▸ **Records to use**
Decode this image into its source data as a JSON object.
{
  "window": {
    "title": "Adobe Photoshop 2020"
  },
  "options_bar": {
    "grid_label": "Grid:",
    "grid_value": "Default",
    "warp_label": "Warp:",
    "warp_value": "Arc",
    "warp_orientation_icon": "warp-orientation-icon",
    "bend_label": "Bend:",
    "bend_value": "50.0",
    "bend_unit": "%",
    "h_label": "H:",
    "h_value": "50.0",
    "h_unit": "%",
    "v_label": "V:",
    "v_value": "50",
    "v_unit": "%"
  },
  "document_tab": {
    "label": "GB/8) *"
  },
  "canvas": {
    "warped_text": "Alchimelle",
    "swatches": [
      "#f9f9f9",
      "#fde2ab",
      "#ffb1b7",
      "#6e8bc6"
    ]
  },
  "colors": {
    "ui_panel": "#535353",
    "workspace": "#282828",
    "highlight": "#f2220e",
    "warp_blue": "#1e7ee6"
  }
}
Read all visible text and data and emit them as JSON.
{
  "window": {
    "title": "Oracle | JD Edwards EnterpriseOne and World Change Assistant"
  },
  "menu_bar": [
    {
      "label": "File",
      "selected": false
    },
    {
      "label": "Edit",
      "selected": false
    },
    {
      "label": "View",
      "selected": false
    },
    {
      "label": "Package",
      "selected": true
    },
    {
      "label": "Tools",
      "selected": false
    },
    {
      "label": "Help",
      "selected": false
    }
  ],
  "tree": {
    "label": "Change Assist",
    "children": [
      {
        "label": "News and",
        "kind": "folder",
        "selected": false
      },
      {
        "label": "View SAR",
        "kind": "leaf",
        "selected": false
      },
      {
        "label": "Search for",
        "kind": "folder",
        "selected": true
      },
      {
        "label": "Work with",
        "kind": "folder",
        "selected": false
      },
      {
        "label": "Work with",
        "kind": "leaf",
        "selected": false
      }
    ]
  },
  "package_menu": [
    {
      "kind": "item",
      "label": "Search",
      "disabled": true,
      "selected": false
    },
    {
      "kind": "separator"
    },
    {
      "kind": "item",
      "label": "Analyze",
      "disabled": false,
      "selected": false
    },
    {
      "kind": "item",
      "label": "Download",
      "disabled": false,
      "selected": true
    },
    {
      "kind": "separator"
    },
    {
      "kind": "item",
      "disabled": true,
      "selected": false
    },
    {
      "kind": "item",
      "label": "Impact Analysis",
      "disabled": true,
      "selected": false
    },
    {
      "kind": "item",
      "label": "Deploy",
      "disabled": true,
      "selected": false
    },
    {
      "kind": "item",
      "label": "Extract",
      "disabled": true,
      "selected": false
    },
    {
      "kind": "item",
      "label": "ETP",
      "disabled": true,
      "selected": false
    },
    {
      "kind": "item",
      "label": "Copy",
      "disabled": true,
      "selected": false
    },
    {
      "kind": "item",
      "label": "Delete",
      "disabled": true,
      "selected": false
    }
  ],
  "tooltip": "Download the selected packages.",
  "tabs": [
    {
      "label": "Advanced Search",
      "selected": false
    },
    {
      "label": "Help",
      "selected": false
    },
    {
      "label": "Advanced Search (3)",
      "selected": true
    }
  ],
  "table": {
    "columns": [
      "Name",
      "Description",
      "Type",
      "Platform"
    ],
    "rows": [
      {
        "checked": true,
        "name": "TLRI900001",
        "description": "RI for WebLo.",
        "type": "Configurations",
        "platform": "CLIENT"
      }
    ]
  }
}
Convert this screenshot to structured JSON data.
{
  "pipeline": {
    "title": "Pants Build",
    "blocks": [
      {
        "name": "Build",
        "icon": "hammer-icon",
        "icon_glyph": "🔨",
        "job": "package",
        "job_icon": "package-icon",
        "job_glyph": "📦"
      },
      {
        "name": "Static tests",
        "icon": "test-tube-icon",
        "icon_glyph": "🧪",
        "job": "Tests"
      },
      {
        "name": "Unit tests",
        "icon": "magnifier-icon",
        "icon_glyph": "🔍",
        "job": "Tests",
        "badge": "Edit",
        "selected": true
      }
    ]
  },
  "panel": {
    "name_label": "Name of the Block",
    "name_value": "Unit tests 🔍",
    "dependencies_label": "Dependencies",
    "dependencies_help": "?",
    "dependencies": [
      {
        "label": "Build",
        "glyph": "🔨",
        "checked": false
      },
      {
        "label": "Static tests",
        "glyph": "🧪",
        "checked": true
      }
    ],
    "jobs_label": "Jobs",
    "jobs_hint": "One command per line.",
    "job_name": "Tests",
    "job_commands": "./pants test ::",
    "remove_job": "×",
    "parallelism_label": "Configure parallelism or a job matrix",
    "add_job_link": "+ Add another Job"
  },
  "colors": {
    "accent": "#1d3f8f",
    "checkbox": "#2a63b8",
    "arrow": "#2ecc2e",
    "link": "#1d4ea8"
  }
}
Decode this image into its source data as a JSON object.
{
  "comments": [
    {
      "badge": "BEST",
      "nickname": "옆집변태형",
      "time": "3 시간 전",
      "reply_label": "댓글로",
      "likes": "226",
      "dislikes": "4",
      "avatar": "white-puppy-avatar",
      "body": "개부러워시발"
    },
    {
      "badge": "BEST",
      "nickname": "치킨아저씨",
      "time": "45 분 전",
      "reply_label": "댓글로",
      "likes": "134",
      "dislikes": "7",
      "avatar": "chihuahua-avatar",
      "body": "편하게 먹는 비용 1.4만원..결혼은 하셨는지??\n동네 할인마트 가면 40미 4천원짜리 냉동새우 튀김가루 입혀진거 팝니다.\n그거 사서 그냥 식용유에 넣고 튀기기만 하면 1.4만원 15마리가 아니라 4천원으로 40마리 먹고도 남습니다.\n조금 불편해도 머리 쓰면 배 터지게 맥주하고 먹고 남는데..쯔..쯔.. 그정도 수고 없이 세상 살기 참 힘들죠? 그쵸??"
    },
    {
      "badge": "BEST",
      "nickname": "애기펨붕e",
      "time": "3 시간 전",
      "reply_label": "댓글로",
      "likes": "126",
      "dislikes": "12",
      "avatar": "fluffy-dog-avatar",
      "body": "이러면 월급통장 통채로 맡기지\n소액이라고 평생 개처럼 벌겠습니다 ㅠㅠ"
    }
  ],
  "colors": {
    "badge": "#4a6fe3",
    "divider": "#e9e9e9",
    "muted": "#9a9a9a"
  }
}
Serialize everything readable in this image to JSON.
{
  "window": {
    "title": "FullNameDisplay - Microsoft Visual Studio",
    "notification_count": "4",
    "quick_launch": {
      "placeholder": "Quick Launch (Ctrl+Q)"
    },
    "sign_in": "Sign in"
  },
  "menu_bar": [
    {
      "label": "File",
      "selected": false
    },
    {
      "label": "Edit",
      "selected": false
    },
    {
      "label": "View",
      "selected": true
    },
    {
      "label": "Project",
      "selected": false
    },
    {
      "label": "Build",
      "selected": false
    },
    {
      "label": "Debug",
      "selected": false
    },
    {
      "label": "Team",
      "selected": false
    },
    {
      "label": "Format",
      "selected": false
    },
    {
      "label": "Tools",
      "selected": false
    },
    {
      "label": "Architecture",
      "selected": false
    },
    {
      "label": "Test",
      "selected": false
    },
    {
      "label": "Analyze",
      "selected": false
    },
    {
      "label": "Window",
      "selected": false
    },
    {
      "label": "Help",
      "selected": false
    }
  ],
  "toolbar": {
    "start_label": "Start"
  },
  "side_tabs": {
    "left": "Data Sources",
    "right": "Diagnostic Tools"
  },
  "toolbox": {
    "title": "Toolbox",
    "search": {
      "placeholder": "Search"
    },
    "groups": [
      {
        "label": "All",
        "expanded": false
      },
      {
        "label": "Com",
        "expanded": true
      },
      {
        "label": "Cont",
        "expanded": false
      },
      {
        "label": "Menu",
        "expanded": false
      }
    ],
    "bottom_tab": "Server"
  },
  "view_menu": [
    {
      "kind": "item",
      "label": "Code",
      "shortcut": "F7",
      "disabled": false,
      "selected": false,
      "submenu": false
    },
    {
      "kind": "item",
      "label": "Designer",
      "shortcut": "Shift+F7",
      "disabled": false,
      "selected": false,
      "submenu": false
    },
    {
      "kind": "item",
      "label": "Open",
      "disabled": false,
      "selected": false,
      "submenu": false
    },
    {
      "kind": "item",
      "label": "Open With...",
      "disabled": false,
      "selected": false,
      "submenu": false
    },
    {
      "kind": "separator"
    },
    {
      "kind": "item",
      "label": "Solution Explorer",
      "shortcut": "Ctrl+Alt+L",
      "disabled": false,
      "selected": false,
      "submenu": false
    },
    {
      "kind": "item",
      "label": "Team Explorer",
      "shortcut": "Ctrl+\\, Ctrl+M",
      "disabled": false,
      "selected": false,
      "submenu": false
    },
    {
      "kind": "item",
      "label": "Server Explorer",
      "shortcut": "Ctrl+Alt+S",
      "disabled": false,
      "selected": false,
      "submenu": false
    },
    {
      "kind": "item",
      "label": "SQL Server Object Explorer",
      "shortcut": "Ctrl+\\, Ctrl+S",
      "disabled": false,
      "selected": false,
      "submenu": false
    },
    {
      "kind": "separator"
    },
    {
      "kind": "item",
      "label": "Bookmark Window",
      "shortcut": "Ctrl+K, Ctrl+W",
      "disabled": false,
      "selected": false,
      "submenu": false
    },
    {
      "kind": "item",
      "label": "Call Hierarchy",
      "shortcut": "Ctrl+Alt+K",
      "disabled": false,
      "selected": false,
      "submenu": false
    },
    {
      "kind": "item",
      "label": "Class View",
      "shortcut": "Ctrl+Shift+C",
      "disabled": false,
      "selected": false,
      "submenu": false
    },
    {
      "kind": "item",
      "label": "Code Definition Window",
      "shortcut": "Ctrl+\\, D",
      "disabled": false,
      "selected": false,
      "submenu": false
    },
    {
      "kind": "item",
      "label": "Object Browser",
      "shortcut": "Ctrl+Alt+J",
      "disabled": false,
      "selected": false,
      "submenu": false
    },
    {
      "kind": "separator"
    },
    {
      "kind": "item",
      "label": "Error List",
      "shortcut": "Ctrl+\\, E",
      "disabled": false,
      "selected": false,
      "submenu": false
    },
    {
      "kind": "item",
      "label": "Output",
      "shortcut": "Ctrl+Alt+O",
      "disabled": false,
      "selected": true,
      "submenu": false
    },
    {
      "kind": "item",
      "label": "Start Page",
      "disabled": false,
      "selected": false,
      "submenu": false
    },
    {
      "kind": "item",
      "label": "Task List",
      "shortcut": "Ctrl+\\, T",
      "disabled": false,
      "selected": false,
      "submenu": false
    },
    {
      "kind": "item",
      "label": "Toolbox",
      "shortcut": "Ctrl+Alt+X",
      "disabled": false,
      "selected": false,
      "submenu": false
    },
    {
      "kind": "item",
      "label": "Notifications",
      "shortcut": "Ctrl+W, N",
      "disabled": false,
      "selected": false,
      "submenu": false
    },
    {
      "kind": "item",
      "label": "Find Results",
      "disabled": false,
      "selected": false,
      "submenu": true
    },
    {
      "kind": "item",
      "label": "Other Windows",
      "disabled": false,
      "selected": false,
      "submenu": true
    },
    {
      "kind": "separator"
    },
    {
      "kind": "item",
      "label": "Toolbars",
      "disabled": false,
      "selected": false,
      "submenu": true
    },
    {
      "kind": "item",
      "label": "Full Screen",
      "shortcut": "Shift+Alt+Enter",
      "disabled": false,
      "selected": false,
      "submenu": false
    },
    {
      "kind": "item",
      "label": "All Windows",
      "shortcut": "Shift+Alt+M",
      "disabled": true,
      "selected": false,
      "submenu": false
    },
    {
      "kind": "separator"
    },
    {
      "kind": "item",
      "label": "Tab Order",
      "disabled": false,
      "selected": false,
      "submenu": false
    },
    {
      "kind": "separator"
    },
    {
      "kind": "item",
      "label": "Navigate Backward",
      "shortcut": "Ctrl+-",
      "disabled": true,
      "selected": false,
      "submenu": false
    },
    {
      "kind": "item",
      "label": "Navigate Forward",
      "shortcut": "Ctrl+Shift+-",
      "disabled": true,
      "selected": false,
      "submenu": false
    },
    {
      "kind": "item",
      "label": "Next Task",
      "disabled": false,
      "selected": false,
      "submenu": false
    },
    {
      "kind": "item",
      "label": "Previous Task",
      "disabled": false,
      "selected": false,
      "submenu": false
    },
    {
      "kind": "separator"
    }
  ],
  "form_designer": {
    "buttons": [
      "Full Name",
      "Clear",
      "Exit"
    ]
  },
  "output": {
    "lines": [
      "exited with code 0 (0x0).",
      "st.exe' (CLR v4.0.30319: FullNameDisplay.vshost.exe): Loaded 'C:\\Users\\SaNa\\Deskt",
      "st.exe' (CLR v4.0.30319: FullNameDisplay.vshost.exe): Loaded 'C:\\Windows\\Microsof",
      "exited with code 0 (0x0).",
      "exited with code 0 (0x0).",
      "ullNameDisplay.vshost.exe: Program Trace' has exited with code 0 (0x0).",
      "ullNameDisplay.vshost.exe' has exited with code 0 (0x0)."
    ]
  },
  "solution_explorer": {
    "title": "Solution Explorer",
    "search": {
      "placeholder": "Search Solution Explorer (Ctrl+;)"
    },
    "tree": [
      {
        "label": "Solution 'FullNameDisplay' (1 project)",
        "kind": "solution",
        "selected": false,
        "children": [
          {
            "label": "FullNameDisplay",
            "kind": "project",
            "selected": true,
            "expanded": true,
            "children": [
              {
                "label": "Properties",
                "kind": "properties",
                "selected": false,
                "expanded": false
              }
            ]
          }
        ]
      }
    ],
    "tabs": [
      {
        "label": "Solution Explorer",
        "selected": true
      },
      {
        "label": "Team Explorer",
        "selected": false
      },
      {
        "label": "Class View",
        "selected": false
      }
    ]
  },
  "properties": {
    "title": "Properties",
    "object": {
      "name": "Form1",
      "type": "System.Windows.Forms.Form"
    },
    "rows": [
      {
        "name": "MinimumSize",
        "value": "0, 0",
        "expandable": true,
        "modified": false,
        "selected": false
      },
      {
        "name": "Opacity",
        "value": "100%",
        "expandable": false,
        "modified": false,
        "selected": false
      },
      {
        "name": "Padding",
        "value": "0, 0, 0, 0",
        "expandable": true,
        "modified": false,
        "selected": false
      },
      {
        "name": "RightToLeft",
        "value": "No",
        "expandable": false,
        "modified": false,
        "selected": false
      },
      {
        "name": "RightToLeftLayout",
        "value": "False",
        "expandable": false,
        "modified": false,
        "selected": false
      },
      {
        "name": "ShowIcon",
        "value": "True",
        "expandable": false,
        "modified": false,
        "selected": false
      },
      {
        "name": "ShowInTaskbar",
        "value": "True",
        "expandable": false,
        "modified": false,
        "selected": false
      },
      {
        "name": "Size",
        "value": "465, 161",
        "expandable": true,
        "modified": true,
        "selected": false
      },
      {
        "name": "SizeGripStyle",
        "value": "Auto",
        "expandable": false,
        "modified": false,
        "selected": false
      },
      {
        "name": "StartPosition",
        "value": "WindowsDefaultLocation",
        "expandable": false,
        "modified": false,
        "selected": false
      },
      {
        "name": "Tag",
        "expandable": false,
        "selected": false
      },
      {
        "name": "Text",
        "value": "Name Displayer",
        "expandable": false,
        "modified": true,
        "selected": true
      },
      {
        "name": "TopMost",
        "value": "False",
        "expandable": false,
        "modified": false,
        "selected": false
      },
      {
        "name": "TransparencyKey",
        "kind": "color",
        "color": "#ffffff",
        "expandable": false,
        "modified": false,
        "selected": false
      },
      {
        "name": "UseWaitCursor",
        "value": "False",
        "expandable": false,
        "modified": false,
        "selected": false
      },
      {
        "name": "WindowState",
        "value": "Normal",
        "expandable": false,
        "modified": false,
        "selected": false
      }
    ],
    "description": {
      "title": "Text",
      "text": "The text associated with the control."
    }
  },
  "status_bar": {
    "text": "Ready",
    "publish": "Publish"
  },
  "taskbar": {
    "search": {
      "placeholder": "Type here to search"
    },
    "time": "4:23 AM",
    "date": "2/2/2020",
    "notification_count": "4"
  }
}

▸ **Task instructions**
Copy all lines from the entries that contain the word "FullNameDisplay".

▸ **Answer for the task**
    "title": "FullNameDisplay - Microsoft Visual Studio",
      "st.exe' (CLR v4.0.30319: FullNameDisplay.vshost.exe): Loaded 'C:\\Users\\SaNa\\Deskt",
      "st.exe' (CLR v4.0.30319: FullNameDisplay.vshost.exe): Loaded 'C:\\Windows\\Microsof",
        "label": "Solution 'FullNameDisplay' (1 project)",
            "label": "FullNameDisplay",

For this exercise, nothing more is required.